Among the second courses that impressed me was fat quail wrapped in prosciutto with peas and morel mushrooms, seasoned with more mustard seeds and accompanied by sorrel, a roast chicken cream and tang of lemon. A delicious vegetable dish was truffled polenta--down here called grits--with a "62-degree egg" that softens and oozes over the cornmeal, with wild mushrooms, sherry vinegar for spark, crushed porcini and asparagus. The excellence of Bedford's products is obvious in his loin of lamb with garlic, caramelized fennel, a touch of honey to sweeten it, goat's cheese to provide a creamy note, cauliflower and baby onions.
These were middle courses, for still to come was dry-aged beef bavette with morels and melted onions with radish, ramps and a dash of vermouth; bacon-wrapped rabbit (above) with Mediterranean spices and hummus; and seared halibut with whipped potatoes and smoked avocado, malt vinegar--that welcome acid element--and yellow split peas.

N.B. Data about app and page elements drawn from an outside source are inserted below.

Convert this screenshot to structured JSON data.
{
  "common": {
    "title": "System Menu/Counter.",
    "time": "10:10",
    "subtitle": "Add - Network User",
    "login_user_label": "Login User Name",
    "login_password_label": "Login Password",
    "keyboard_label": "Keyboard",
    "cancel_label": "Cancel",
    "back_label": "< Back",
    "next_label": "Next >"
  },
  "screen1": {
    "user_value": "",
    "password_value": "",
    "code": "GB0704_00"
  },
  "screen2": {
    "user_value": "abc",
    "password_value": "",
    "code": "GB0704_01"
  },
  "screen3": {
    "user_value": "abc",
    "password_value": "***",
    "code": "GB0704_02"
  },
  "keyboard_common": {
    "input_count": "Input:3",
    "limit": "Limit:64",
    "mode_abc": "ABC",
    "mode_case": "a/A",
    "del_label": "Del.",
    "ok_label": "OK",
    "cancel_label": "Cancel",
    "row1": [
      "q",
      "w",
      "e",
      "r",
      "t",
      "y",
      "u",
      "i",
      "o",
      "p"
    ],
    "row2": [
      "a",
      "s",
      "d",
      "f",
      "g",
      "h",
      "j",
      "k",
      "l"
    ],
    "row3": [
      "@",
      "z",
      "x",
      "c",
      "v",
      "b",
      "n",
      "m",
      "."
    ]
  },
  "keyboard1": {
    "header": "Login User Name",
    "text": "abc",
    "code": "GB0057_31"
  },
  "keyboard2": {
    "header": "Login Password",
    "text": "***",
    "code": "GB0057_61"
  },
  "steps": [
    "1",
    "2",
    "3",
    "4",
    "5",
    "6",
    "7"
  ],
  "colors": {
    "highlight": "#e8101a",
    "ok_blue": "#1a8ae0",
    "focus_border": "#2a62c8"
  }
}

There are pre-desserts like "de-constructed Key lime pie," as well as a pre-cheese item, that night an espuma of Brie with beets and onion. Desserts are as lavish as everything else, including a bittersweet chocolate ganache with Mandarin orange, almond and mint, and a delightfully updated, very moist carrot spice cake with brown sugar, meringue and poppy seed.
To say that Fearrington House Inn and Restaurant is a special place is merely to lump it with many other charming inns in America. And the term "planned community" connotes sterile, cookie-cutter developments like Water Color in South Walton, FL. Fearrington House Inn is a rarer breed of refined resorts that has given it entry into the prestigious, worldwide Relais & Chateaux collection.
Fearrington's location close to the Research Triangle gives guests easy access to the area's attractions, and there is certainly nothing sterile about its custom-built homes or the working farm or the darling Village Center, which all achieve a convenient balance of Southern tradition and evolving contemporaneity. Both in and out of the restaurant, there is very good taste exhibited in every corner, every garden, the silo and barn and bookstore, which keeps Fearrington firmly anchored in one of the most attractive, historic and appealing states in the South or anywhere else in the Union.